CREATE INDEX names_fts_idx ON names USING GIN (to_tsvector('de', name));

Alternatively, since you are dealing with names, you might base it on the simple text search configuration instead of german. No stop words, no stemming. Names don't necessarily follow language-specific rules.

Query demo:

SELECT name
     , ts_lexize('unaccent', name)
     , to_tsvector('de', name)
     , to_tsquery('de', 'Schoenstraße')
     , to_tsvector('de', name) @@ to_tsquery('de', 'Schoenstraße') AS match
     , similarity(name, 'Schoenstraße')
FROM   names
WHERE  to_tsvector('de', name) @@ to_tsquery('de', 'Schoenstraße')
ORDER  BY name <-> 'Schoenstraße';  -- exact matches first

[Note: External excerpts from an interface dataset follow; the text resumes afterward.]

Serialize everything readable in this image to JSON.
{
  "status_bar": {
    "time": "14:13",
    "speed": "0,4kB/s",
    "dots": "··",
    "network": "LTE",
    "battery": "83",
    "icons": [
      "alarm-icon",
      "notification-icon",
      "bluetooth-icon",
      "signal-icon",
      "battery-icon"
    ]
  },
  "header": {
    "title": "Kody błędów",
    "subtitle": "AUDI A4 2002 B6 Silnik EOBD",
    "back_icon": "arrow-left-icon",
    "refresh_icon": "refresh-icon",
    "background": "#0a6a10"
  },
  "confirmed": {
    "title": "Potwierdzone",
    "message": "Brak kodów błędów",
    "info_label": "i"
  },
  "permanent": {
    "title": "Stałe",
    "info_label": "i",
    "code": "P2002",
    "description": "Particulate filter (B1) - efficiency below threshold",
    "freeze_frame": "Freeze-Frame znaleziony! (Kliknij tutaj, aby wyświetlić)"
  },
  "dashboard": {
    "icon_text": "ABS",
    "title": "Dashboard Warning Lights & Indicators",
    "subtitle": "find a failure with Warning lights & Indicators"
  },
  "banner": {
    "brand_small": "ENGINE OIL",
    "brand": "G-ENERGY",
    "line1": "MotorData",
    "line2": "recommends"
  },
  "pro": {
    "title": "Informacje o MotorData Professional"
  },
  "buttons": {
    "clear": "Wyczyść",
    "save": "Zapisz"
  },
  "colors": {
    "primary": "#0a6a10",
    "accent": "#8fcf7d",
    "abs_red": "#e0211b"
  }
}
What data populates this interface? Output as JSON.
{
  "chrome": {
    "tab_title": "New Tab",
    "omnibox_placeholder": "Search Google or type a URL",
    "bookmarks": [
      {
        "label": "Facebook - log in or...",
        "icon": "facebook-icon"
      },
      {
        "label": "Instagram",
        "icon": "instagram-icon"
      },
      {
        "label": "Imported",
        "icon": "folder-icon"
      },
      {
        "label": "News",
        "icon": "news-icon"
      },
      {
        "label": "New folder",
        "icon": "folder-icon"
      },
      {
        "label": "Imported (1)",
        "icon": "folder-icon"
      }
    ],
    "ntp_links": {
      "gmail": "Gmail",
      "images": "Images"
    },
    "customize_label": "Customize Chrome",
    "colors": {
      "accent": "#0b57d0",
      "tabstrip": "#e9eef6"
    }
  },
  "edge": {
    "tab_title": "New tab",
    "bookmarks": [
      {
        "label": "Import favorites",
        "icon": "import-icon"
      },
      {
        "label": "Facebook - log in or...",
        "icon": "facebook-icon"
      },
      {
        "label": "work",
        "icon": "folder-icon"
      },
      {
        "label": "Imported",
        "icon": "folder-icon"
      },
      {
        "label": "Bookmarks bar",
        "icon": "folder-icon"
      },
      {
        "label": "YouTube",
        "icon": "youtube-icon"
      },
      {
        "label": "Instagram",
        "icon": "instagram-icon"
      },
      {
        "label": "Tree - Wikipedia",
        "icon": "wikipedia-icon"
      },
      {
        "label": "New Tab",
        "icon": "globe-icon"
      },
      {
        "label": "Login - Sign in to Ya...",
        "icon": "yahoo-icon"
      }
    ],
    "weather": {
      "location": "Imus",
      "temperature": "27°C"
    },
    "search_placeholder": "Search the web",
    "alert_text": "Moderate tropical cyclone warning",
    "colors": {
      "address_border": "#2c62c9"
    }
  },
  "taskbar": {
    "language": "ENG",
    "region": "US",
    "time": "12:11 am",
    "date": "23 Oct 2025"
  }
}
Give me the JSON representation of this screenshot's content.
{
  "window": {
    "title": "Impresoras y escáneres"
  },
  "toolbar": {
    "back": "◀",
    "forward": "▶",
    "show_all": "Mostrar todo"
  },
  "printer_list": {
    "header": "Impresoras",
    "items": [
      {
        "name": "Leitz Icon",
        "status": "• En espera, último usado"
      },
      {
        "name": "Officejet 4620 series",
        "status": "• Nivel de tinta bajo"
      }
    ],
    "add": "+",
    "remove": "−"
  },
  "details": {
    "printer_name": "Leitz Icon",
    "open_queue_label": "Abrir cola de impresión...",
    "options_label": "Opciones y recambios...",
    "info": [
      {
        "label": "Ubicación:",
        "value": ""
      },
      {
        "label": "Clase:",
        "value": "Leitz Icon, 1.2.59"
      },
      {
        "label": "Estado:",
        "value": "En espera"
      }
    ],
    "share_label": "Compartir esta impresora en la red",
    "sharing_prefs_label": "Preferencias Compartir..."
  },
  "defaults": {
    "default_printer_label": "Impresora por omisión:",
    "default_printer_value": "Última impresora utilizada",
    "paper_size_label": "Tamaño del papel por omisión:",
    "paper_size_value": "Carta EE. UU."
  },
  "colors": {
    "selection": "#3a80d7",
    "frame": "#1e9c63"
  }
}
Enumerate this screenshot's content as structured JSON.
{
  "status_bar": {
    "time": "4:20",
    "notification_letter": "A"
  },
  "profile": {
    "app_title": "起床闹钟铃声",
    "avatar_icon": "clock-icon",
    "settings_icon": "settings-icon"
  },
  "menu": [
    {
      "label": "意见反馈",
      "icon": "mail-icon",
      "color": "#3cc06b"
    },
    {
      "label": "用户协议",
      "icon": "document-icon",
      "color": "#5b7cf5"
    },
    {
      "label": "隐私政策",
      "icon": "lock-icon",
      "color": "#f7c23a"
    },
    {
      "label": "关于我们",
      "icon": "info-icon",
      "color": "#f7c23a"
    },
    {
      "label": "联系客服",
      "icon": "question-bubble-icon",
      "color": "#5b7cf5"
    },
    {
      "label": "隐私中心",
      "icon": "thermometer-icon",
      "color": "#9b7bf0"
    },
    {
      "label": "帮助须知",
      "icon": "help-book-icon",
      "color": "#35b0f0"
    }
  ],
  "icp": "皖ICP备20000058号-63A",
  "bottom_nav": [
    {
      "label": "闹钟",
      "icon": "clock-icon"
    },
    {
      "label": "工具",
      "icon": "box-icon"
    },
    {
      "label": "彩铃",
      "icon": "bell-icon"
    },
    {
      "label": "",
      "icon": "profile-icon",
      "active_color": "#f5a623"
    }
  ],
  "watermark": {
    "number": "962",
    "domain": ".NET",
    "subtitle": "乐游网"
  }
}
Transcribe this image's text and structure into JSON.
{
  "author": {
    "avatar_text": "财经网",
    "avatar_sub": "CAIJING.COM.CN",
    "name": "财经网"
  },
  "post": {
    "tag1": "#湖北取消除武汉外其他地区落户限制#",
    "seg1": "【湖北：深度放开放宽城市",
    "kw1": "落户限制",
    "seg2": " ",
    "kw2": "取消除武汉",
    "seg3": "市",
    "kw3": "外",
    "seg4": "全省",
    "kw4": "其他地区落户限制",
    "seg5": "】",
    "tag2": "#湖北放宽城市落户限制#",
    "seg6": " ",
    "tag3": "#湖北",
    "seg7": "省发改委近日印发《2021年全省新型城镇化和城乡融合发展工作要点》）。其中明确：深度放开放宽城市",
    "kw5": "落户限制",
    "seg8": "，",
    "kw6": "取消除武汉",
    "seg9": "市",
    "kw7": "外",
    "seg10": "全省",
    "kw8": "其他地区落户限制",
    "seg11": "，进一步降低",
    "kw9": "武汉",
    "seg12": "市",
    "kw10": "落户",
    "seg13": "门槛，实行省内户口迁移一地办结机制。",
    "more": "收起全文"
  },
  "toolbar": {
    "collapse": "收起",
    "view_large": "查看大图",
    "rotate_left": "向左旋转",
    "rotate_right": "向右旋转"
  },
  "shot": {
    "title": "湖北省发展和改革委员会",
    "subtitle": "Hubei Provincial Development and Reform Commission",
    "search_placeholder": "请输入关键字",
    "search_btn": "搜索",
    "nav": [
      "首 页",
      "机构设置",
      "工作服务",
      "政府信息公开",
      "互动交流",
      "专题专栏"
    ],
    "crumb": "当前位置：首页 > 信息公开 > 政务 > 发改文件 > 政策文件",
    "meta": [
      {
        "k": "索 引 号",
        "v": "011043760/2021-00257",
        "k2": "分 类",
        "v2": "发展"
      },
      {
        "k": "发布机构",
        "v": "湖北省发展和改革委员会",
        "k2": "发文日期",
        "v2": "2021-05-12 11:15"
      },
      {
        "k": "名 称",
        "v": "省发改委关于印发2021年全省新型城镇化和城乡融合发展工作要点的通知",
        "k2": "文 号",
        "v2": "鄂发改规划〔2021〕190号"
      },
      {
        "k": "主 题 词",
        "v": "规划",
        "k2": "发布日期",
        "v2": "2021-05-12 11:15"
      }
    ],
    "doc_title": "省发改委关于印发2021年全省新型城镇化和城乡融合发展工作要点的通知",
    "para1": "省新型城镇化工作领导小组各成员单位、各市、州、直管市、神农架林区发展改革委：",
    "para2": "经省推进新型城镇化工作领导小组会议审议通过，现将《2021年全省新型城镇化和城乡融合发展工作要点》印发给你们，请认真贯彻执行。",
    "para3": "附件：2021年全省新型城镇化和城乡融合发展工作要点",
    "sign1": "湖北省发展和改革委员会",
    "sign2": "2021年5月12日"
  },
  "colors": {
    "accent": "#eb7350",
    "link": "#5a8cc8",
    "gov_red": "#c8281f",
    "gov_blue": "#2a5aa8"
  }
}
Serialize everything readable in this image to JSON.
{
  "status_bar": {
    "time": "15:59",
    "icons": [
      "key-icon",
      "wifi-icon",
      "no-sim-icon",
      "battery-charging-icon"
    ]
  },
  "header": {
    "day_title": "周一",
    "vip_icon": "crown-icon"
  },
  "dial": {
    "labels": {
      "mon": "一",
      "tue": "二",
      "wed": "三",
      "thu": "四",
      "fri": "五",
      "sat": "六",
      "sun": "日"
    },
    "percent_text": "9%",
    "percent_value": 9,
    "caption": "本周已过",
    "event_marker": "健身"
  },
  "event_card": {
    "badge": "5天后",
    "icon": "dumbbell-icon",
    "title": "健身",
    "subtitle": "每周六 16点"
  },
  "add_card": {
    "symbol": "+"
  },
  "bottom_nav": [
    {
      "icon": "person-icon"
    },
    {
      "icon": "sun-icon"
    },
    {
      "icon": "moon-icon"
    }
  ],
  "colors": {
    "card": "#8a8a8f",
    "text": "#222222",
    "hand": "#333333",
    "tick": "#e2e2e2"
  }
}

Again, sorting by name <-> 'Schoenstraße' serves as tiebreaker, maybe additionally to other sort criteria.

Note, however, that looking for 'Schoenstraße' with FTS does not find 'Schönstraße', as unaccent() does not change 'oe', and maps 'ö' to 'o'. ('oe' <> 'ö').

Related:

db<>fiddle here -- looking for 'Schoenstraße'

db<>fiddle here -- looking for 'Schönstraße'

3
  • Perfect detailed answer. But could you change Schönstraße to Schoenstraße in your query examples? Because that is the explained scenario in my question and not other way around.
    – Stephan
    Jul 23, 2020 at 8:33
  • 1
    fiddle pg_trgm only here VS fiddle pg_trgm with "accent insensitive” collations here
    – Stephan
    Jul 23, 2020 at 11:15
  • Changed it to 'Schoenstraße' accordingly - and added notes for FTS and "nearest neighbor" queries. Jul 23, 2020 at 14:58

Your Answer

By clicking “Post Your Answer”, you agree to our terms of service and acknowledge you have read our privacy policy.

Not the answer you're looking for? Browse other questions tagged or ask your own question.